I first recognized the importance of texting when I realized it was the only way I could reach my teenage son. I discovered through a lot of trial and error that he couldn’t be bothered answering his cell phone, but that a text message would bring a rapid-fire response. I was also dismayed (I mean, enlightened) when his older sister gave him a congratulatory high five when he hit 3000 texts in a month.

Just last week a Boston daily newspaper ran a timely piece titled, “Mobile Madness Growing in Hub.” The article included a quote from a 17-year-old who admitted that she would be lost without her iPhone. Her favorite uses included transferring money into her bank account, looking up train schedules and using Google Maps for directions. She commented, “I once went for a day without it and it was the most painful day of my entire life.”

When my teenage son sits down to relax in front of the TV he is surrounded by technology: TV, laptop and cell phone. He’s watching, updating social media accounts and texting at the same time. He’s not alone.
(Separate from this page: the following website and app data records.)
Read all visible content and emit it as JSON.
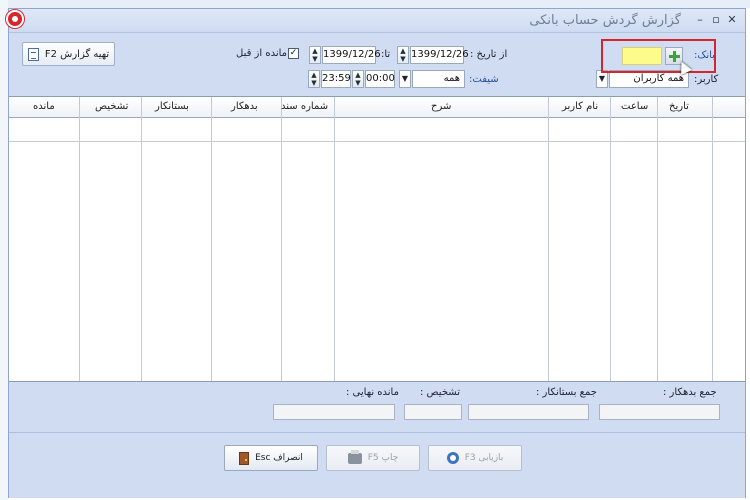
{
  "window": {
    "title": "گزارش گردش حساب بانکی",
    "controls": {
      "minimize": "–",
      "maximize": "▫",
      "close": "✕"
    }
  },
  "toolbar": {
    "prepare_report_label": "تهیه گزارش F2",
    "bank_label": "بانک:",
    "bank_value": "",
    "user_label": "کاربر:",
    "user_value": "همه کاربران",
    "from_date_label": "از تاریخ :",
    "from_date_value": "1399/12/26",
    "to_date_label": "تا:",
    "to_date_value": "1399/12/26",
    "prev_balance_label": "مانده از قبل",
    "prev_balance_checked": true,
    "shift_label": "شیفت:",
    "shift_value": "همه",
    "time_from_value": "00:00",
    "time_to_value": "23:59"
  },
  "grid": {
    "columns": [
      "تاریخ",
      "ساعت",
      "نام کاربر",
      "شرح",
      "شماره سند",
      "بدهکار",
      "بستانکار",
      "تشخیص",
      "مانده"
    ],
    "rows": []
  },
  "totals": {
    "debit_label": "جمع بدهکار :",
    "credit_label": "جمع بستانکار :",
    "detect_label": "تشخیص :",
    "final_balance_label": "مانده نهایی :",
    "debit_value": "",
    "credit_value": "",
    "detect_value": "",
    "final_balance_value": ""
  },
  "footer": {
    "refresh_label": "بازیابی F3",
    "print_label": "چاپ F5",
    "cancel_label": "انصراف Esc"
  },
  "colors": {
    "window_bg": "#cfdcf1",
    "highlight_border": "#d4262c",
    "bank_input_bg": "#fdfb8a",
    "label_blue": "#2a4fa0"
  },
  "icons": [
    "app-logo-icon",
    "document-icon",
    "plus-icon",
    "mouse-cursor-icon",
    "refresh-icon",
    "printer-icon",
    "exit-door-icon"
  ]
}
According to Nielsen, 57% of viewers are browsing the web while watching TV. Welcome the new and improved TV experience.


At it’s root, the experience refers to the integration of the web and other emerging technologies into the television experience and how this integration has helped to further personalize and socialize the medium.. For example TiVo has integrated web content and user control into their products (and vice versa) while social media platforms like MySpace have added TV streams to their sites.

With these trends in mind, if I were a TV executive now, I would take note to avoid being left on the sidelines. The future is clear for TV, mobile, the internet and all technologies: convergence. No more desk tops, mousses or dedicated pieces of technology. Users will continue to expect immediate information that, powered by connectivity, eventually becomes ubiquitous. As our real world and virtual worlds continue to meld, our social connections will expand further. Over time, the interests and social interactions that we consider our own, are destined to become part of a shared history.

Sage Peterson